_Task details_
Based on the entries below, how many lines contain the word "value"? Respond with only the number.

_Extracted data entries_
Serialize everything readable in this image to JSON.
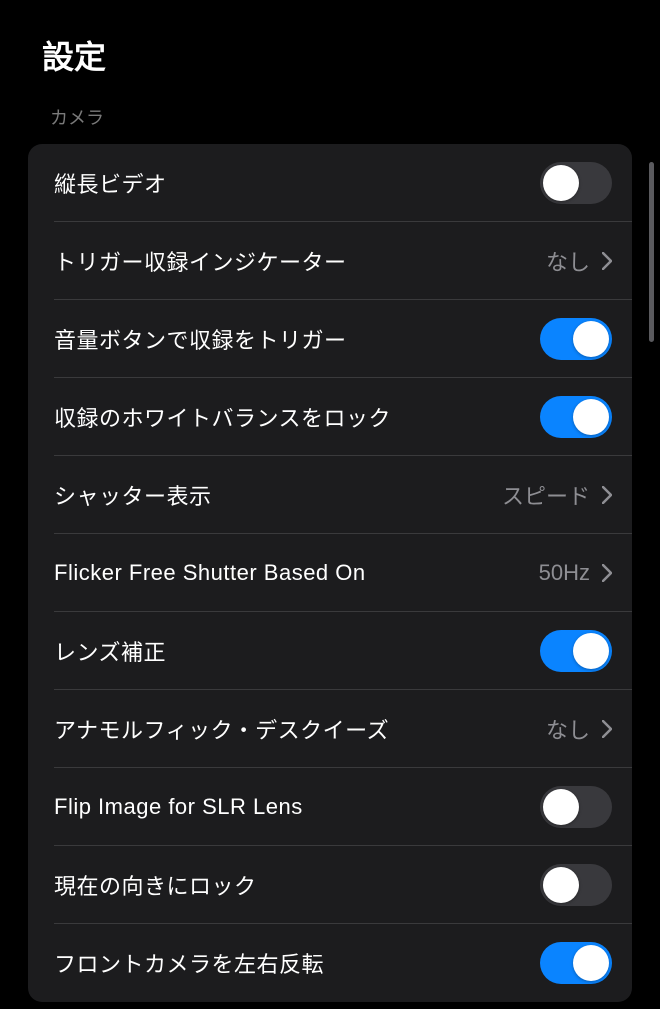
{
  "header": {
    "title": "設定"
  },
  "section": {
    "label": "カメラ"
  },
  "rows": [
    {
      "label": "縦長ビデオ",
      "type": "toggle",
      "on": false
    },
    {
      "label": "トリガー収録インジケーター",
      "type": "link",
      "value": "なし"
    },
    {
      "label": "音量ボタンで収録をトリガー",
      "type": "toggle",
      "on": true
    },
    {
      "label": "収録のホワイトバランスをロック",
      "type": "toggle",
      "on": true
    },
    {
      "label": "シャッター表示",
      "type": "link",
      "value": "スピード"
    },
    {
      "label": "Flicker Free Shutter Based On",
      "type": "link",
      "value": "50Hz"
    },
    {
      "label": "レンズ補正",
      "type": "toggle",
      "on": true
    },
    {
      "label": "アナモルフィック・デスクイーズ",
      "type": "link",
      "value": "なし"
    },
    {
      "label": "Flip Image for SLR Lens",
      "type": "toggle",
      "on": false
    },
    {
      "label": "現在の向きにロック",
      "type": "toggle",
      "on": false
    },
    {
      "label": "フロントカメラを左右反転",
      "type": "toggle",
      "on": true
    }
  ]
}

_Completed task_
4